Slate's Mark O'Connell (here) highlights one of the main virtues of Nardwuar the Human Serviette:
One of the most interesting things about watching a lot of Nardwuar’s interviews (and if you watch one, chances are you’ll end up watching a lot) is the way that they tend to reveal aspects of artists’ personalities that we’re not accustomed to seeing. His aggressive uncoolness—the silly hat, the grating manner, the relentlessly pursued obsession with minutiae—amounts to a kind of challenge. The respect he gets from people like Big K.R.I.T., Grimes, Brother Ali, Pharrell, Snoop Dogg, Joanna Newsom, El-P, Questlove, and Ian MacKaye reflects the extent to which these people are, in their different ways, smart and empathic enough to see past the geeky, gimmicky surface to the value of what he’s doing.

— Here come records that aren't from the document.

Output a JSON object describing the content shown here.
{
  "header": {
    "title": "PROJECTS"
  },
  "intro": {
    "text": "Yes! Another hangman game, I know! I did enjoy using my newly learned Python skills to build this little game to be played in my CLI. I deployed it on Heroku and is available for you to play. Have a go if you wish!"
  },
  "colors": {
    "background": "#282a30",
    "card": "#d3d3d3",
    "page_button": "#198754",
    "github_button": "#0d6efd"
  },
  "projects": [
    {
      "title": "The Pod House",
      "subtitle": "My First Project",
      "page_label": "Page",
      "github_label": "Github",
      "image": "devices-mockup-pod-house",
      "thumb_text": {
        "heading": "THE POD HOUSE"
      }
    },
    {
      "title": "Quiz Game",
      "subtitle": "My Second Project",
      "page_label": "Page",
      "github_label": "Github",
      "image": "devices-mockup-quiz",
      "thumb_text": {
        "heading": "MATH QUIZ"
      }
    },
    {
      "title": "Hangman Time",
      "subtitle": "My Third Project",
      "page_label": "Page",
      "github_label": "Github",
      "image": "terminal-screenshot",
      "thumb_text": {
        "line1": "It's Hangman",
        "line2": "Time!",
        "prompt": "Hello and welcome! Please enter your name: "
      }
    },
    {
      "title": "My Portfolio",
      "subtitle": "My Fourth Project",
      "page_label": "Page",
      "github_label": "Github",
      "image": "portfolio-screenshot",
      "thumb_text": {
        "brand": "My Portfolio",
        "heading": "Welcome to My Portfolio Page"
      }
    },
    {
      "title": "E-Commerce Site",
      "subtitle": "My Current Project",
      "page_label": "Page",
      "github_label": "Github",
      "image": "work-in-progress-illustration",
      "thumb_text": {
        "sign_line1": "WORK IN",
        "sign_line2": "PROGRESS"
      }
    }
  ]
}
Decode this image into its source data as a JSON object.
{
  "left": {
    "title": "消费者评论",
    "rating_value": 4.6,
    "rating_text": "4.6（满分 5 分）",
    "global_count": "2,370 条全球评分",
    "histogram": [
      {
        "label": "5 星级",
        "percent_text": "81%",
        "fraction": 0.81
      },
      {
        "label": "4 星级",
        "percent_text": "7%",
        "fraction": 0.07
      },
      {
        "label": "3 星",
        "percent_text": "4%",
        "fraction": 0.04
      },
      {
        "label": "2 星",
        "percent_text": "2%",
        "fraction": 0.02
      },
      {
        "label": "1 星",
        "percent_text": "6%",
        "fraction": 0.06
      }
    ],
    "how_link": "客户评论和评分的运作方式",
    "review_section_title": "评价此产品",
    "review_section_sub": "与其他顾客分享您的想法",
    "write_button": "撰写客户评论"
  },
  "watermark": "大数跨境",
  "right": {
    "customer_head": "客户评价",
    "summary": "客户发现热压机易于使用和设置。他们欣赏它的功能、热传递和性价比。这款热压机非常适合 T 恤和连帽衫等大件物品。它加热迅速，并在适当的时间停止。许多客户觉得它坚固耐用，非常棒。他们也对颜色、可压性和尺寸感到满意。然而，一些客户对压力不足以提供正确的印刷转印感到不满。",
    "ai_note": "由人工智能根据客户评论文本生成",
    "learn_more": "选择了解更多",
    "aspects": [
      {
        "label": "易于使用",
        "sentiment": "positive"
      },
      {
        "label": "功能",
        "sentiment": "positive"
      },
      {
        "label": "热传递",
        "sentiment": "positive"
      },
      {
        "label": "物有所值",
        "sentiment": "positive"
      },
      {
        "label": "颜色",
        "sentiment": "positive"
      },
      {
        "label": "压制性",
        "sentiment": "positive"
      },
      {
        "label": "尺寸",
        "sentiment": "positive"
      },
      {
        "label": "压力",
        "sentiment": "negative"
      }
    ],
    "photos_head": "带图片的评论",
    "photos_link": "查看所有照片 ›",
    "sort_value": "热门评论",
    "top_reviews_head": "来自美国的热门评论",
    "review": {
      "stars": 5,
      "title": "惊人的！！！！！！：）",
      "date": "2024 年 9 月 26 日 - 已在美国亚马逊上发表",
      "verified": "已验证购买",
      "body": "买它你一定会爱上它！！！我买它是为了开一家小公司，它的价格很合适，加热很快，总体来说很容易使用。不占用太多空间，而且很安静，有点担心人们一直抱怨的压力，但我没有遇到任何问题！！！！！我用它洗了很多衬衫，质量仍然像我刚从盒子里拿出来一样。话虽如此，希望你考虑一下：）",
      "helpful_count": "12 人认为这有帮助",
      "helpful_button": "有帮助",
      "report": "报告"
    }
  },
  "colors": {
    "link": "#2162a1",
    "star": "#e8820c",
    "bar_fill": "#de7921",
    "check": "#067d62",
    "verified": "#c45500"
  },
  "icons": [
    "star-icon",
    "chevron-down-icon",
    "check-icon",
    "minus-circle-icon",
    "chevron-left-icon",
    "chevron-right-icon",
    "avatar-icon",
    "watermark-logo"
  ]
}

But that uncoolness brings out a lack of basic decency—a shabbiness and stupidity—in others. A 1991 interview with Sonic Youth, for instance, was especially difficult for me, a Sonic Youth fan, to watch—first for how it reveals their stunted and clichéd conception of what it means to be a bunch of cool people in a cool rock band, and then for how it reveals them as just standard-issue schoolyard bullies. Lee Ranaldo breaks a rare 7-inch record Nardwuar has brought them, and then he and Thurston Moore (then age 33 and 35 respectively) grab him and pull his T-shirt over his head as he struggles and shouts. “You idiot!” he screams at Ranaldo. “You fucking piece of shit!” It’s a grim spectacle, but worth sitting through as a reminder of how shallow and transparently fraudulent the performance of countercultural cool can often be.